_PROBLEM DESCRIPTION_
Whatever appears in the listing must be reproduced exactly.

# # # #

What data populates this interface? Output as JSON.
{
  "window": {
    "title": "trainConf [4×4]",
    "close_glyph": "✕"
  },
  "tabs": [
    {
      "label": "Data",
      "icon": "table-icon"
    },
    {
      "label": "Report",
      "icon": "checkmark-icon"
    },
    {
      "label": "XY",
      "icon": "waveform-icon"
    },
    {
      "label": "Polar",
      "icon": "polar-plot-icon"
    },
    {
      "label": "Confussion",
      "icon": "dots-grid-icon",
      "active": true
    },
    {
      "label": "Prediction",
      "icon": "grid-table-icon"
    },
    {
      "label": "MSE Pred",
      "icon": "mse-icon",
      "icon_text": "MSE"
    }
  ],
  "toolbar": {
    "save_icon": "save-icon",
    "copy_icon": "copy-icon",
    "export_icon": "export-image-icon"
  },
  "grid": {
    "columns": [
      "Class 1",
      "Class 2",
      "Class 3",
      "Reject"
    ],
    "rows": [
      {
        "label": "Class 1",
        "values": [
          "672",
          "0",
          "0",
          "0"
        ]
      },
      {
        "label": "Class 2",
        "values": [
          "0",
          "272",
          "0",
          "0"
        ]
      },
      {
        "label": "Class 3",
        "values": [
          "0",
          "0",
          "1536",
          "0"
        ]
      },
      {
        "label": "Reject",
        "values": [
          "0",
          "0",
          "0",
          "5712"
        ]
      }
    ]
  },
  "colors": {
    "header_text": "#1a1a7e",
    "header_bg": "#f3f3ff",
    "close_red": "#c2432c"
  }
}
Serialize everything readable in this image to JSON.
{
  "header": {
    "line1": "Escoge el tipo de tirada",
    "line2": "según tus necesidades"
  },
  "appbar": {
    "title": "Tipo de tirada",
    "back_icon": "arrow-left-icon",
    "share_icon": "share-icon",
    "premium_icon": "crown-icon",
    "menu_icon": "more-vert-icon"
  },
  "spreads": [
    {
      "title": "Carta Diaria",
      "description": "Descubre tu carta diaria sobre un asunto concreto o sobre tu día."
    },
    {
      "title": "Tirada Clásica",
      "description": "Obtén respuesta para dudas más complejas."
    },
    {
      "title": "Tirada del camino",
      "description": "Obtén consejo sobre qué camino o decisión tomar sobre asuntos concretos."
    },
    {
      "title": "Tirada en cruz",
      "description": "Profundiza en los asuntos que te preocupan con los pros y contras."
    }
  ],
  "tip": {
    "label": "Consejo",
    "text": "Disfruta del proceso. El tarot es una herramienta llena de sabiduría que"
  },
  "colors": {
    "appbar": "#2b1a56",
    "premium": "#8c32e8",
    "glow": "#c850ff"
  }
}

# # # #

_WRITTEN SOLUTION_
What data populates this interface? Output as JSON.
{
  "window": {
    "title": "trainConf [4×4]",
    "close_glyph": "✕"
  },
  "tabs": [
    {
      "label": "Data",
      "icon": "table-icon"
    },
    {
      "label": "Report",
      "icon": "checkmark-icon"
    },
    {
      "label": "XY",
      "icon": "waveform-icon"
    },
    {
      "label": "Polar",
      "icon": "polar-plot-icon"
    },
    {
      "label": "Confussion",
      "icon": "dots-grid-icon",
      "active": true
    },
    {
      "label": "Prediction",
      "icon": "grid-table-icon"
    },
    {
      "label": "MSE Pred",
      "icon": "mse-icon",
      "icon_text": "MSE"
    }
  ],
  "toolbar": {
    "save_icon": "save-icon",
    "copy_icon": "copy-icon",
    "export_icon": "export-image-icon"
  },
  "grid": {
    "columns": [
      "Class 1",
      "Class 2",
      "Class 3",
      "Reject"
    ],
    "rows": [
      {
        "label": "Class 1",
        "values": [
          "672",
          "0",
          "0",
          "0"
        ]
      },
      {
        "label": "Class 2",
        "values": [
          "0",
          "272",
          "0",
          "0"
        ]
      },
      {
        "label": "Class 3",
        "values": [
          "0",
          "0",
          "1536",
          "0"
        ]
      },
      {
        "label": "Reject",
        "values": [
          "0",
          "0",
          "0",
          "5712"
        ]
      }
    ]
  },
  "colors": {
    "header_text": "#1a1a7e",
    "header_bg": "#f3f3ff",
    "close_red": "#c2432c"
  }
}
Serialize everything readable in this image to JSON.
{
  "header": {
    "line1": "Escoge el tipo de tirada",
    "line2": "según tus necesidades"
  },
  "appbar": {
    "title": "Tipo de tirada",
    "back_icon": "arrow-left-icon",
    "share_icon": "share-icon",
    "premium_icon": "crown-icon",
    "menu_icon": "more-vert-icon"
  },
  "spreads": [
    {
      "title": "Carta Diaria",
      "description": "Descubre tu carta diaria sobre un asunto concreto o sobre tu día."
    },
    {
      "title": "Tirada Clásica",
      "description": "Obtén respuesta para dudas más complejas."
    },
    {
      "title": "Tirada del camino",
      "description": "Obtén consejo sobre qué camino o decisión tomar sobre asuntos concretos."
    },
    {
      "title": "Tirada en cruz",
      "description": "Profundiza en los asuntos que te preocupan con los pros y contras."
    }
  ],
  "tip": {
    "label": "Consejo",
    "text": "Disfruta del proceso. El tarot es una herramienta llena de sabiduría que"
  },
  "colors": {
    "appbar": "#2b1a56",
    "premium": "#8c32e8",
    "glow": "#c850ff"
  }
}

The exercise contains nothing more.